Gains Network and $GNS is something I’ve been aware of since the end of last year. I initially didn’t pay it much attention as I didn’t hear much chatter and presumed (wrongly) it must not be very good. Diving into it properly in the past few weeks, I’ve realised that was a huge mistake. The $GNS token is absolutely integral to the way in which the platform functions. Being fully diluted and deflationary helps create scarcity and drive up price. Having the best fee structure for traders and a rapidly expanding array of assets to trade makes it likely that volume will keep increasing. The plans beyond simply the gTrade platform, with expansion into casino/gambling games as per the roadmap, alongside imminently going multichain, will likely further improve token value accrual and market share.
As you can see above, the landscape for leveraged trading protocols is vast and complicated. There are many different paths to development, both for how the exchanges function and how useful their tokens will be. I omitted several other projects and their tokens in this space, such as Drift on Solana and Injective Protocol within the Cosmos Ecosystem, because the article would become never-ending, but I’m sure they also have their significant merits as well as downsides.
Given how varied the approaches to this sector are and given how rapidly web3 is developing, I think it’s impossible to say that any of the aforementioned tokens and protocols (and those not discussed) have found their final form. Everything will look very different a few years from now. Hopefully I’ve provided you with a reasonable comparison of some notable protocols, to help inform your decision making.
And that’s your Alpha.
If you’re intending to use the protocols discussed after reading this article, consider using our referral links, proceeds of which will go to alpha please team (who are entirely self-funding at this time) to help continue producing content such as this.
Alternatively, if you found this and other alpha please articles helpful and would like to donate then here is our EVM address (payments accepted on all chains).
Special thanks to Lunaman for taking time to speak to me regarding Gains Network.
If you enjoy this content, please follow myself and the rest of the Alpha Please team on Twitter and consider subscribing to the substack!
Not financial advice. This newsletter is strictly educational and is not investment advice or a solicitation to buy or sell any assets or to make any financial decisions.

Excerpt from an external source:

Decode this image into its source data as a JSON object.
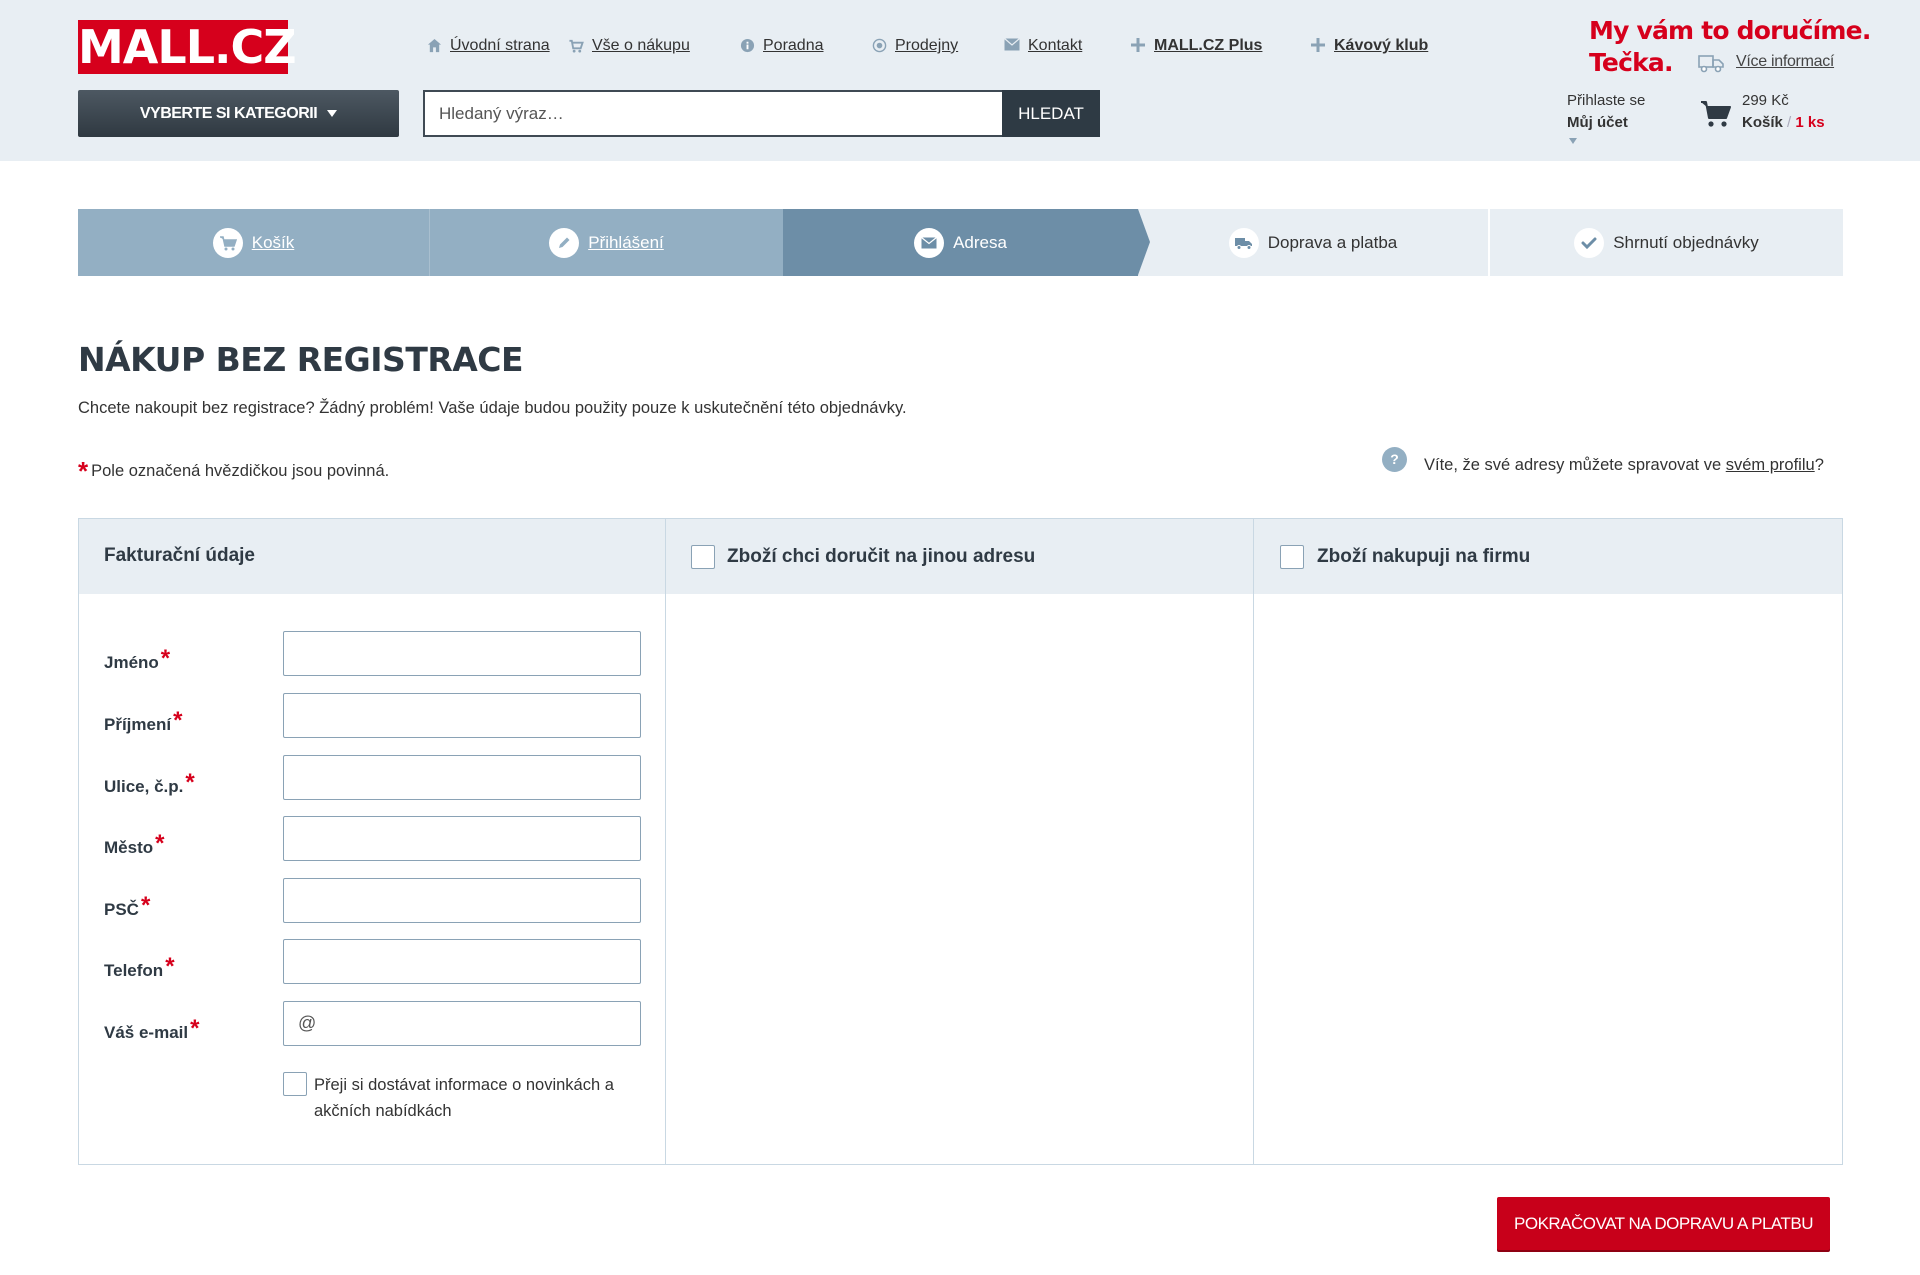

Do your own research.
Great write-up. $GMX just launched its referral program so you might want to add a link at the end of the article too.
Amazing read. Thanks!